==== Information supplied ====

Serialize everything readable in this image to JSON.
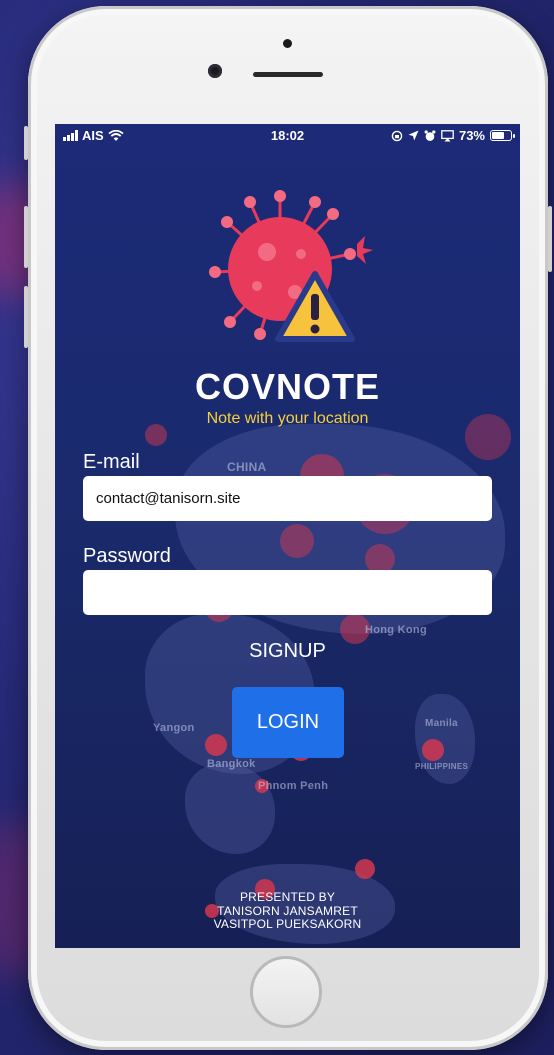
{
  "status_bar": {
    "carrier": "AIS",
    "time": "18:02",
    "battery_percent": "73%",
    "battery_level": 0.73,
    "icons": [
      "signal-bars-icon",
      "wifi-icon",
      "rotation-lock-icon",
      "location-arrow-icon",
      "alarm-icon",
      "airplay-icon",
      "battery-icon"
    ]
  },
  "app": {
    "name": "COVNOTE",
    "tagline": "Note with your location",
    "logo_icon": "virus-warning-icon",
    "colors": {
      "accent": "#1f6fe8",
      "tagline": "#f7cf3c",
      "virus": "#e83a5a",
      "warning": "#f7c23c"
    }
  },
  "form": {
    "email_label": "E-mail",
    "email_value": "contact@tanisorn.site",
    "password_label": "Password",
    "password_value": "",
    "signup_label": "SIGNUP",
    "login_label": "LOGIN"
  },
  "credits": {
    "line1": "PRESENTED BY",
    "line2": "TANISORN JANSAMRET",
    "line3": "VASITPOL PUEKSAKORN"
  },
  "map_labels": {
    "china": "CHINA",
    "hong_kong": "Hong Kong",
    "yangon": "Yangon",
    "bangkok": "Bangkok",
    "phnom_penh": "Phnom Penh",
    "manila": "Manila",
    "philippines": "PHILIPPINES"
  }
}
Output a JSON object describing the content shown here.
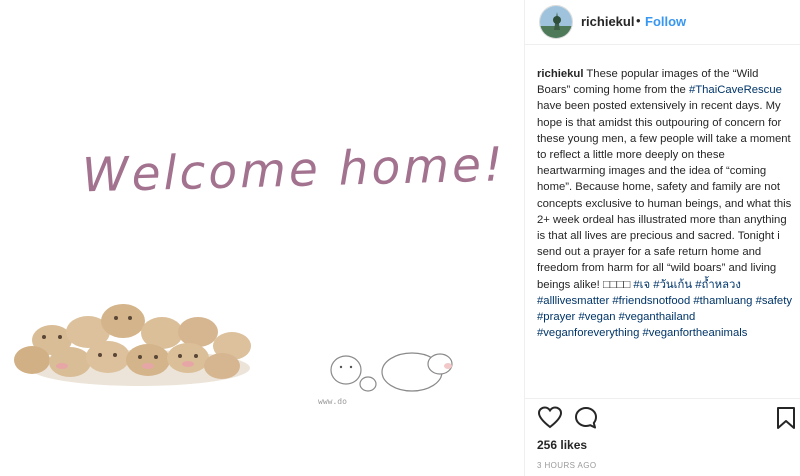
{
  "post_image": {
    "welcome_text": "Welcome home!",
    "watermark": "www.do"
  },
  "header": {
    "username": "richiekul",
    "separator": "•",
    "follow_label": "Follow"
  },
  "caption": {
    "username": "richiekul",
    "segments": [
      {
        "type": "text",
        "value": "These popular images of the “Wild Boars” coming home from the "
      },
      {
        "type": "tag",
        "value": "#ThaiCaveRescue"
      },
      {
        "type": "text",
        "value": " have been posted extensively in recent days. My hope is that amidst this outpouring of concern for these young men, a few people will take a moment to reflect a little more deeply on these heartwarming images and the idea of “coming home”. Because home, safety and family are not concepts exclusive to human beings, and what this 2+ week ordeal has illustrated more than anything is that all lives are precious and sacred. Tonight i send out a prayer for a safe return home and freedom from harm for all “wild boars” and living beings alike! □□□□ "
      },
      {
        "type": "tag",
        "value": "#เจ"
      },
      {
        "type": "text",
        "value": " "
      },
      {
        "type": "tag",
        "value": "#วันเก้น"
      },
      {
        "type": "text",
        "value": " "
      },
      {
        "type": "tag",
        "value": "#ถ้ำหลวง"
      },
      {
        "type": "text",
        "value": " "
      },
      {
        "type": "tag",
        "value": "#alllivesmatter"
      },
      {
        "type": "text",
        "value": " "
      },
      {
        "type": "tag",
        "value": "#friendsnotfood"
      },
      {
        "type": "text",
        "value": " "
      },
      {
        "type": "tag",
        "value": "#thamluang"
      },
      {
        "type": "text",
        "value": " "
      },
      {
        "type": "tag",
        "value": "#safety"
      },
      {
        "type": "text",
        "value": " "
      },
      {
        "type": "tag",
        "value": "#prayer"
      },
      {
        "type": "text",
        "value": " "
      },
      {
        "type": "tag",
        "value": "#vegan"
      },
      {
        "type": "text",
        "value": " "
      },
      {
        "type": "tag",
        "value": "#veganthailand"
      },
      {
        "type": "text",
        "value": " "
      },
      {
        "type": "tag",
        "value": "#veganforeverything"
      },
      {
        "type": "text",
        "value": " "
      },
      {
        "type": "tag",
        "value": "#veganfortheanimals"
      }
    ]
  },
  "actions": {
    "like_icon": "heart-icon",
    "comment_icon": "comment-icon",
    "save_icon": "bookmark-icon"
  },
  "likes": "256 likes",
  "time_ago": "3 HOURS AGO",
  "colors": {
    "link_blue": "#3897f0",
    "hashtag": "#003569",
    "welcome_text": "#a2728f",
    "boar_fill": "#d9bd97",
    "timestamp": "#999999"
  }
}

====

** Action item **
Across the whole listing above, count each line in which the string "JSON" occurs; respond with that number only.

** Your solution **
2